    Main reason I am writing is to find out which mandoline you use. I got a mandoline over the holidays and returned it. It was the OXO, I just didn’t care for it. Way too dangerous on the hands. I want the best one out there if possible. I just would like to know from people who actually own one, do you really like it, or would you rather have another one, and does it leave a huge hunk of veg or whatever you are using unsliced? The OXO did. At this point I am still cutting my matchstick carrots on my own. Thanks, Junith

  19. Gaijin
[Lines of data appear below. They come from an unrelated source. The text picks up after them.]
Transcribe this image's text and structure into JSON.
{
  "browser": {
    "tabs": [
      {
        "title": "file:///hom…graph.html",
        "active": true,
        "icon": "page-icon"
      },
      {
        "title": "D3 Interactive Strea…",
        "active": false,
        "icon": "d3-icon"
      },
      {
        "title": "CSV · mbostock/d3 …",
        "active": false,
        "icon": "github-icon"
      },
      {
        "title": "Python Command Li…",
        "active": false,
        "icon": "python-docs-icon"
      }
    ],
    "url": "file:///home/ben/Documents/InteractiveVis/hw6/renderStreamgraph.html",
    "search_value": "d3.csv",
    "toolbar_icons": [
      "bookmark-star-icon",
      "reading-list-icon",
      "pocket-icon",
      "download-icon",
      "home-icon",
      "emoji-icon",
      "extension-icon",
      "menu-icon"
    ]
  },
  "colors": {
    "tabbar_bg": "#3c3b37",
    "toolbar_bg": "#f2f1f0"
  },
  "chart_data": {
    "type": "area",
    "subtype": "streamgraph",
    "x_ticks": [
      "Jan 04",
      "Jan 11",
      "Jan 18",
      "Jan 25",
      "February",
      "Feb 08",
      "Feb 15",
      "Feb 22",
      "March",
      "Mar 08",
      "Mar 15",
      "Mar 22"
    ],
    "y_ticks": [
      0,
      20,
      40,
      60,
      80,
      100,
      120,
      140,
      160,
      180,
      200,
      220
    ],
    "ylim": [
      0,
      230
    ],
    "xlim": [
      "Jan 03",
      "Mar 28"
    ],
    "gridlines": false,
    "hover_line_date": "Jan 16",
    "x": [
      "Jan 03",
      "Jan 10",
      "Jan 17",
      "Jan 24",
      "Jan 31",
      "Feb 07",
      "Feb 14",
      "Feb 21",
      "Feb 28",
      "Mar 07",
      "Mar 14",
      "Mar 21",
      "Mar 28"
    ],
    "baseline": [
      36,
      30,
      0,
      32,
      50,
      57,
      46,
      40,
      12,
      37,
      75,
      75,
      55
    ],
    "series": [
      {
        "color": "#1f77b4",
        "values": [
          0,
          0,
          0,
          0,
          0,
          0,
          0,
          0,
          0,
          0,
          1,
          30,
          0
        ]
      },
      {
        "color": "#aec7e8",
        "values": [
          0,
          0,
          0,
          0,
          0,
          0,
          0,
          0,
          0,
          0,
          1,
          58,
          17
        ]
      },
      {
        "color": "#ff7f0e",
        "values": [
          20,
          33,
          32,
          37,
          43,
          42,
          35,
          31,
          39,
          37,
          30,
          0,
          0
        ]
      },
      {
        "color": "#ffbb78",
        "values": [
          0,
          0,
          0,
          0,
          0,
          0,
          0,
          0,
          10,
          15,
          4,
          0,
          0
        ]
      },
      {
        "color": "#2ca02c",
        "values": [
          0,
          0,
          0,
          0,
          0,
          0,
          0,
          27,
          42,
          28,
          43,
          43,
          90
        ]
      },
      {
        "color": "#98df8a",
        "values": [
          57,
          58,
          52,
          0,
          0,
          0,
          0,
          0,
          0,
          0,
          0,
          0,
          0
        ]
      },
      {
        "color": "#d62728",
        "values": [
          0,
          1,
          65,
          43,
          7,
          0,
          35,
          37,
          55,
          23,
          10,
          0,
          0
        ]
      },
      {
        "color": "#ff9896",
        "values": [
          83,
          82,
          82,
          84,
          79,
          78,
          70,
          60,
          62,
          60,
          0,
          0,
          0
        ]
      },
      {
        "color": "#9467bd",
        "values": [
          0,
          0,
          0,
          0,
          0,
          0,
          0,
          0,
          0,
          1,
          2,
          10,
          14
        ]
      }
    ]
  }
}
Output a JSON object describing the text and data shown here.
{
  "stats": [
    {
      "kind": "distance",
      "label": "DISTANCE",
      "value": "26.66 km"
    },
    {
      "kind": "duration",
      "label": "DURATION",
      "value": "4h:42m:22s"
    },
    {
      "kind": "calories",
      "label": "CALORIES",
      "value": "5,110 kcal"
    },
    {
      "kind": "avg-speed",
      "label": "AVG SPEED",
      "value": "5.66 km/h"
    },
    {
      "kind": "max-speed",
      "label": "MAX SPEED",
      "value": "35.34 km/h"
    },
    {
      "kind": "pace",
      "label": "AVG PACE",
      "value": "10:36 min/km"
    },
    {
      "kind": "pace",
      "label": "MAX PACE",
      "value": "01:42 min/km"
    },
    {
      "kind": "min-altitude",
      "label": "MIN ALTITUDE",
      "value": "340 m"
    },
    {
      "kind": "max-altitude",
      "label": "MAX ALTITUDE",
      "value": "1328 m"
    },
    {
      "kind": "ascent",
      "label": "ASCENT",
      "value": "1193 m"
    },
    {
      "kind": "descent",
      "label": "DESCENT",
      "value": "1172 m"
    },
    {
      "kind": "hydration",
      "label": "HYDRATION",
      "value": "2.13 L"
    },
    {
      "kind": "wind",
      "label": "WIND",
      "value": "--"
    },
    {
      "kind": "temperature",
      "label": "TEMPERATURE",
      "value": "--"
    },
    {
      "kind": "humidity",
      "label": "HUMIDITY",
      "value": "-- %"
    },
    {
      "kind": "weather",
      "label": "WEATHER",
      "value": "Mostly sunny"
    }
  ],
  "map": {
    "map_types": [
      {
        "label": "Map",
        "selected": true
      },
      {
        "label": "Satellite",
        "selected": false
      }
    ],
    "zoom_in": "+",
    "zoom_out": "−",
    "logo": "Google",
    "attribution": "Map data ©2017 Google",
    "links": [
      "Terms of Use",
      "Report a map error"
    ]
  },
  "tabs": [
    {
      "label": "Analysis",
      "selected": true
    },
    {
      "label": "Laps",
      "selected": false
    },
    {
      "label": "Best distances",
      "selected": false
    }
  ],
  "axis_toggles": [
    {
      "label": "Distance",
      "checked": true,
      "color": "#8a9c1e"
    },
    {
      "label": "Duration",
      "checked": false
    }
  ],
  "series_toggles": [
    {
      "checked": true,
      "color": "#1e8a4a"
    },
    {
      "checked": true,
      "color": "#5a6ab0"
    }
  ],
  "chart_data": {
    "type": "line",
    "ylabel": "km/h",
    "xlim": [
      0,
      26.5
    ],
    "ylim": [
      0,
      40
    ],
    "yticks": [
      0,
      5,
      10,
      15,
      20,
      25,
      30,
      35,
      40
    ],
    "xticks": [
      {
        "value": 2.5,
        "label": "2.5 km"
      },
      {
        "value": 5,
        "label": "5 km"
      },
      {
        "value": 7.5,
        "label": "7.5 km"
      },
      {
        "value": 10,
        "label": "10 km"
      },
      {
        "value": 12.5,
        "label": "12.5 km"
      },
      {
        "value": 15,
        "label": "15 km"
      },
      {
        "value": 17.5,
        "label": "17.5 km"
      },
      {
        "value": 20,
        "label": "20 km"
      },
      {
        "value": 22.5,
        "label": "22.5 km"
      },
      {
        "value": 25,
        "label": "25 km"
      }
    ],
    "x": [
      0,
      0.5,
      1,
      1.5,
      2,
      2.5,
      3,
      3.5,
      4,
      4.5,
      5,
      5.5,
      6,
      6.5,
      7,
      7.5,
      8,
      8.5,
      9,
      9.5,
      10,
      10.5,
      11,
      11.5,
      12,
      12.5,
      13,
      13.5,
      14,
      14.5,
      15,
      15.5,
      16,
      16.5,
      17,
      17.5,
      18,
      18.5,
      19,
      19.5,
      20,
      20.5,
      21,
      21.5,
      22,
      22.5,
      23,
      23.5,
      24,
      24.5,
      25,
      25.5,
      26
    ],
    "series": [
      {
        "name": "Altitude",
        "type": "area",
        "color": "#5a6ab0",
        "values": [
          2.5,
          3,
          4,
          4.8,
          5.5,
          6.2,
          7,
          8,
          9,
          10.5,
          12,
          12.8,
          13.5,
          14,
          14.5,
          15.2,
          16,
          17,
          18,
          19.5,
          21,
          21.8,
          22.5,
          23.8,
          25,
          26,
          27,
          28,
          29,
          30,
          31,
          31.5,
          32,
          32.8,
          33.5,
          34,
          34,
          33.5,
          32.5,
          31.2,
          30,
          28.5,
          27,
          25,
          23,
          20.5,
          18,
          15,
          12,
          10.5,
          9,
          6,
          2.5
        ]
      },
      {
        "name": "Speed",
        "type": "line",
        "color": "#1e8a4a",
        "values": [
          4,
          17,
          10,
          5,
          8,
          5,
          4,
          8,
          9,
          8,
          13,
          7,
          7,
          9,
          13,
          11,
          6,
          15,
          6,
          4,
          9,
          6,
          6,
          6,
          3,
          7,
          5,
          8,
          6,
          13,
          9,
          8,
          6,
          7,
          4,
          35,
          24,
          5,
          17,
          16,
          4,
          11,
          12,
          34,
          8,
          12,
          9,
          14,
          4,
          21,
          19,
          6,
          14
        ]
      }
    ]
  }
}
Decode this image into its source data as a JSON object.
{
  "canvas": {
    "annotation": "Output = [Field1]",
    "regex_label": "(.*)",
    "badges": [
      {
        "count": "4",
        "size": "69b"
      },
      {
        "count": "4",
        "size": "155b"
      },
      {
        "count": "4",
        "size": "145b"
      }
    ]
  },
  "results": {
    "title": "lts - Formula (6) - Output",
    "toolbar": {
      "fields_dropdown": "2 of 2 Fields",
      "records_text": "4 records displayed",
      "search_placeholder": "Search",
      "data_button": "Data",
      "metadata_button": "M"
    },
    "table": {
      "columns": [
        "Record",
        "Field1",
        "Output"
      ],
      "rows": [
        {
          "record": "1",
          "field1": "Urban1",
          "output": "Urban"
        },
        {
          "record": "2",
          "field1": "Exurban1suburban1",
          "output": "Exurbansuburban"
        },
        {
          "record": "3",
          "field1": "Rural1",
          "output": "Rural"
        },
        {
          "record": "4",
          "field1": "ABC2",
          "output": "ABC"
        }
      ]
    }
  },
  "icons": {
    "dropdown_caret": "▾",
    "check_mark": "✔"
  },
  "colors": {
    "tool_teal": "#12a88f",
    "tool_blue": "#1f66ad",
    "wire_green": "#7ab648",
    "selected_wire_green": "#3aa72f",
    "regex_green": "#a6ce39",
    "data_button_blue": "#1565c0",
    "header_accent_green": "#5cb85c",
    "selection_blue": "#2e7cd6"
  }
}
    I love your blog! I totally agree with you about this topic, I am so happy that my DD knows and appreciates the real taste of veggies like broccoli, califlower, bean sprouts, edamame, and cucumbers. Ofcourse there are veggies she doesn’t like and doesn’t want to even try but I am very satisfied at what she does like and appreciate. My favourite trick to introduce something new that I think my DD might not necessarily be naturally inclined to try and/or like is to give her something new when she is hungry, truly hungry, like right after school or something, lol. Because everybody knows food tastes much better when you are really hungry, and you can appreciate it more. Also, my DD loves furikake, so my sentence is “I furikaked the rice in her bento”. Lol. BTW, I live in Tokyo and here at McDonald’s, they often have “shaka shaka potato” which is french fries with a packet of seasoning and a paper bag included, and where you sprinkle the seasoning on the french fries in the paper bag and shake it up, essentially furikaking your fries! 😉 lol.

  20. Joscie

    OH my GOODNESS that was so funny! I was posting on my blog : http://www.cutchens.com about my favorite snack lately with microwave popcorn, spray butter, furikake and iso peanuts… and was googling links for furikake and iso peanuts for the post… and saw this. OHMYGOODNESS i can’t wait to eat furikake french fries! 🙂
    by the way my favorite is the nori kumi furikake. i am not a huge fan of bonito flakes.

  21. OhioMom

    If you dont eat, Im shipping YOUR ASS off to starve in Africa.

    LMAO ! For my Mom it was always “China”, didn’t make me want to eat liver no matter who was starving anywhere 🙂

    I am going to the Asian Plaza and get some of this Furikake, because I want these french fries right now.

    This is a breakfast food right ?

  22. Paula

    Oh gosh, this is the most hilarious thing I’ve read in a very long time. Man, I’m still laughing! Thanks for brightening my day; oh, and thanks for the recipe, too!

  23. Joli

    Will try furikake on fries some time. Love the use of the word Furikake. I have a similar word – one that’s so innocent but can be used in so many creative ways. In Mexico, the word for peanut is ‘cacahuate’. Such an innocent word with so many uses (like furikake – which I’m happy to add to my ‘driving with kids’ in car vocabulary). Thanks for the laugh.

  24. a

    recipe looks great! will have to try it. but that’s not how you pronounce furikake. it’s foo-REE-kak-EH (no “EE” or “KYY” sound on the end)

Leave a Reply

Your email address will not be published. Required fields are marked *